(EXTRACTED ENTRIES)

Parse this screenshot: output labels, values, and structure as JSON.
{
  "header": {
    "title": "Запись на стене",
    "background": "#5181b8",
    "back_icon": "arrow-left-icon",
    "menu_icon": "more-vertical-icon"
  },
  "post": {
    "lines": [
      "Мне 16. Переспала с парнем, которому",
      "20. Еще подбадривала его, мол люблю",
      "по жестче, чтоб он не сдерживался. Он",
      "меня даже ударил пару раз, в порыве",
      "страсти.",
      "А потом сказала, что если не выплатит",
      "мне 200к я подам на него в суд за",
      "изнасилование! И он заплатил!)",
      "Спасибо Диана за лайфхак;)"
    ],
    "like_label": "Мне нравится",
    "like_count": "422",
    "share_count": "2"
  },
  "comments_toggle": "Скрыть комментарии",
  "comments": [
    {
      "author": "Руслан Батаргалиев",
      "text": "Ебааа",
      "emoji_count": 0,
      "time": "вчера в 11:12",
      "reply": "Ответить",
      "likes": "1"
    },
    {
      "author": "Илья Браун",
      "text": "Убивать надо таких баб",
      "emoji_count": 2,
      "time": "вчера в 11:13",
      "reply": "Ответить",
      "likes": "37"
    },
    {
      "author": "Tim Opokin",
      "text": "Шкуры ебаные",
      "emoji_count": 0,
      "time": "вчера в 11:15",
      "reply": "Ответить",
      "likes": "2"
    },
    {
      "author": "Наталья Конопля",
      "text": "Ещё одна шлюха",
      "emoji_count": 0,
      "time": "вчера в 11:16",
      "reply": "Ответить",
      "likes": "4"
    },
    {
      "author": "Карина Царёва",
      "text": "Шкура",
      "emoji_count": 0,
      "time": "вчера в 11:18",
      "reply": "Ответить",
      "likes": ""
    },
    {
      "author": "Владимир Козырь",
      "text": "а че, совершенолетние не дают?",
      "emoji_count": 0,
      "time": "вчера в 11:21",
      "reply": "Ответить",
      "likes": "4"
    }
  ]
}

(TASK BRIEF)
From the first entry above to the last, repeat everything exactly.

(RESPONSE BOX)
Parse this screenshot: output labels, values, and structure as JSON.
{
  "header": {
    "title": "Запись на стене",
    "background": "#5181b8",
    "back_icon": "arrow-left-icon",
    "menu_icon": "more-vertical-icon"
  },
  "post": {
    "lines": [
      "Мне 16. Переспала с парнем, которому",
      "20. Еще подбадривала его, мол люблю",
      "по жестче, чтоб он не сдерживался. Он",
      "меня даже ударил пару раз, в порыве",
      "страсти.",
      "А потом сказала, что если не выплатит",
      "мне 200к я подам на него в суд за",
      "изнасилование! И он заплатил!)",
      "Спасибо Диана за лайфхак;)"
    ],
    "like_label": "Мне нравится",
    "like_count": "422",
    "share_count": "2"
  },
  "comments_toggle": "Скрыть комментарии",
  "comments": [
    {
      "author": "Руслан Батаргалиев",
      "text": "Ебааа",
      "emoji_count": 0,
      "time": "вчера в 11:12",
      "reply": "Ответить",
      "likes": "1"
    },
    {
      "author": "Илья Браун",
      "text": "Убивать надо таких баб",
      "emoji_count": 2,
      "time": "вчера в 11:13",
      "reply": "Ответить",
      "likes": "37"
    },
    {
      "author": "Tim Opokin",
      "text": "Шкуры ебаные",
      "emoji_count": 0,
      "time": "вчера в 11:15",
      "reply": "Ответить",
      "likes": "2"
    },
    {
      "author": "Наталья Конопля",
      "text": "Ещё одна шлюха",
      "emoji_count": 0,
      "time": "вчера в 11:16",
      "reply": "Ответить",
      "likes": "4"
    },
    {
      "author": "Карина Царёва",
      "text": "Шкура",
      "emoji_count": 0,
      "time": "вчера в 11:18",
      "reply": "Ответить",
      "likes": ""
    },
    {
      "author": "Владимир Козырь",
      "text": "а че, совершенолетние не дают?",
      "emoji_count": 0,
      "time": "вчера в 11:21",
      "reply": "Ответить",
      "likes": "4"
    }
  ]
}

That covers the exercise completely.